Archaeologists from the Thames Discovery Programme made the discovery as they investigated the area as part of a continuing project to record archaeological and historical remains on the foreshore. With support, help and advice from English Heritage, alongside the Museum of London and the Geomatics team from Museum of London Archaeology, a detailed survey was carried out, radiocarbon dates obtained for the six piles, and specialist analysis of the artefacts and environmental evidence performed.

The timbers are located very near the lowest tide level of the Thames.
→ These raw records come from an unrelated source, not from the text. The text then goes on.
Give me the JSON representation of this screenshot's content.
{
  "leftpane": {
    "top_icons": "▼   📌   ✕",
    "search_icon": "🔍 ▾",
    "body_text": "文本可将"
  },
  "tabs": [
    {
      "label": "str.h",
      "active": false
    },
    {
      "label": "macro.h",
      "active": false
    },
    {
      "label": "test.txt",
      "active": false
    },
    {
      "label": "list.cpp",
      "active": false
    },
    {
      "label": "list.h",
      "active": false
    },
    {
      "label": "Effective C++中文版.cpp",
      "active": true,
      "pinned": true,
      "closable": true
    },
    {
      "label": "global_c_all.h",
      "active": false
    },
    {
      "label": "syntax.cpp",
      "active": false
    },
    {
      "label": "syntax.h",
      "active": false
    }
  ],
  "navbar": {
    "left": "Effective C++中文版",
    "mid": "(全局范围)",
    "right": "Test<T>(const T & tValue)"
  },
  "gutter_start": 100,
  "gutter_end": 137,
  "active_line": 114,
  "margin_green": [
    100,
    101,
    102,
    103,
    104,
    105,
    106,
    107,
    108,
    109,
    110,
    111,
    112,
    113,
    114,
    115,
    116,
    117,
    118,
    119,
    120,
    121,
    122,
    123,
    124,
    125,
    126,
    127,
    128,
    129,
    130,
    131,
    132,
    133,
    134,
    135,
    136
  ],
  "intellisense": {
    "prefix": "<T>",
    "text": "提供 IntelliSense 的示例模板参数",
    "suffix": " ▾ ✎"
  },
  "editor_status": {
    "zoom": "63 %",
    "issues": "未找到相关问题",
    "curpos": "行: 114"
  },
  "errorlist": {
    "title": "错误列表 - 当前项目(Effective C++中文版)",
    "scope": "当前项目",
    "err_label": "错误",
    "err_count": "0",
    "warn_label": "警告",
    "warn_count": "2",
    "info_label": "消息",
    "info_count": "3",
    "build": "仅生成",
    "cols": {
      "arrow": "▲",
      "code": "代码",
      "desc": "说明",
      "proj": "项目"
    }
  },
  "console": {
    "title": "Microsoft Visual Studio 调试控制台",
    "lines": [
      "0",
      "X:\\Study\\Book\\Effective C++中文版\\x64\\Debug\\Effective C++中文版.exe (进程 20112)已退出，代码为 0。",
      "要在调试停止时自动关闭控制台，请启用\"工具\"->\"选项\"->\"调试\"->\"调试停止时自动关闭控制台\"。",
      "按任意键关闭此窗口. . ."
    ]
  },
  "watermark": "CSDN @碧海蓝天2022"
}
More evidence may be recovered in future since, like most of the astonishing remains that have been discovered on the foreshore – from huge collections of ships timbers to human burials to Saxon fish traps – the site is affected by the scour created by the twice-daily tides and the growing river traffic. The remains are also threatened by planned riverside developments, including the much needed Combined Sewer Overflow which will pass metres from the timbers. A major research project is underway.

The fieldwork was supported by grants from the Heritage Lottery Fund and
from the Southwark and Lambeth Archaeological Excavation Committee. Thanks must also go to English Heritage for their assistance on site and for arranging the radiocarbon dating.

FROG members might be able to see the Mesolithic piles from the high vantage point on Vauxhall Bridge looking towards M16 on Saturday 22nd of January at 10.25am-ish and Sun 23rd January at 11.15ish (i.e during the Low Spring Tides). Viewing from Vauxhall Bridge saves wearing wellingtons or being stopped by the Security Services! If the tide doesn’t drop low enough on those days to reveal the Mesolithic piles, it should nevertheless be low enough to expose the Bronze Age pile group first recorded in 1993, although these are on the other side of the Bridge, looking towards Battersea Power Station.